## SOLVING SYSTEMS BY SUBSTITUTION

In Sections 8.2 and 8.3, we solved systems of first-degree equations in two vari- ables by the addition method. Another method, called the substitution method, can also be used to solve such systems.

Example 1

Solve the system

-2x + y = 1 (1)

x + 2y = 17 (2)

Solution

Solving Equation (1) for y in terms of x, we obtain

y = 2x + 1 (1')

We can now substitute 2x + 1 for y in Equation (2) to obtain

x + 2(2x + 1) = 17

x + 4x + 2 = 17

5x = 15

x = 3 (continued)

Substituting 3 for x in Equation (1'), we have

y = 2(3) + 1 = 7

Thus, the solution of the system is a: x = 3, y = 7; or (3, 7).

In the above example, it was easy to express y explicitly in terms of x using Equation (1). But we also could have used Equation (2) to write x explicitly in terms of y

x = -2y + 17 (2')

Now substituting - 2y + 17 for x in Equation (1), we get

Substituting 7 for y in Equation (2'), we have

x = -2(7) + 17 = 3

The solution of the system is again (3, 7).

Note that the substitution method is useful if we can easily express one variable in terms of the other variable.

## APPLICATIONS USING TWO VARIABLES

If two variables are related by a single first-degree equation, there are infinitely
many ordered pairs that are solutions of the equation. But if the two variables are
related by two independent first-degree equations, there can be only one ordered
pair that is a solution of both equations. Therefore, *to solve problems using two
variables, we must represent two independent relationships using two equations*.
We can often solve problems more easily by using a system of equations than by
using a single equation involving one variable. We will follow the six steps outlined
on page 115, with minor modifications as shown in the next example.

Example 1

The sum of two numbers is 26. The larger number is 2 more than three times the smaller number. Find the numbers.

Solution

Steps 1-2

We represent what we want to find as two word phrases. Then, we
represent the word phrases in terms of two variables.

Smaller number: x

Larger number: y

Step 3 A sketch is not applicable.

Step 4 Now we must write two equations representing the conditions stated.

The sum of two numbers is 26.

Step 5 To find the numbers, we solve the system

x + y = 26 (1)

y = 2 + 3x (2)

Since Equation (2) shows y explicitly in terms of x, we will solve the system by the substitution method. Substituting 2 + 3x for y in Equation (1), we get

x + (2 + 3x) = 26

4x = 24

x = 6

Substituting 6 for x in Equation (2), we get

y = 2 + 3(6) = 20

Step 6 The smaller number is 6 and the larger number is 20.

## CHAPTER SUMMARY

Two equations considered together form a

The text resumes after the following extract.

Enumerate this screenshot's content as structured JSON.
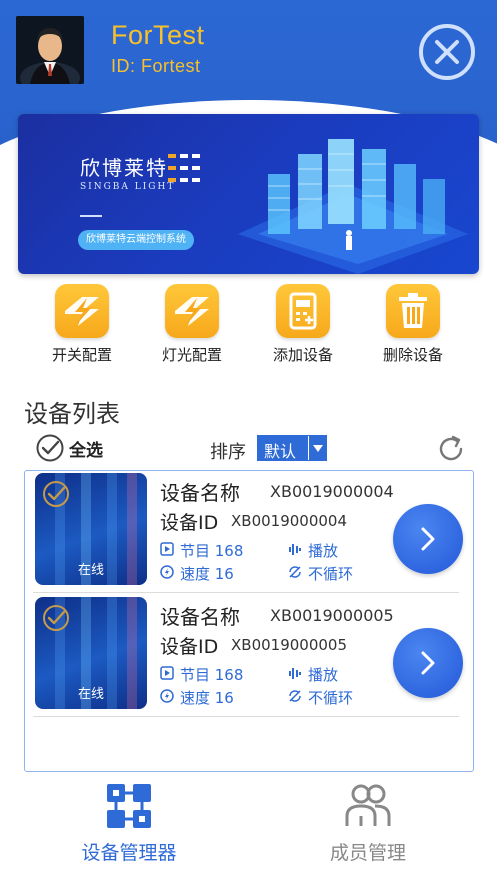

**system of equations**. The solution is generally a single ordered pair. If the graphs of the equations are*parallel lines*, the equations are said to be**inconsistent**; if the graphs are the*same line*, the equations are said to be**dependent**.We can solve a system of equations by the

**addition method**if we first write the system in**standard form**, in which the terms involving the variables are in the left-hand member and the constant term is in the right-hand member.We can solve a system of equations by the

**substitution method**if one variable in at least one equation in the system is first expressed explicitly in terms of the other variable.We can solve word problems using two variables by representing two independent relationships by two equations.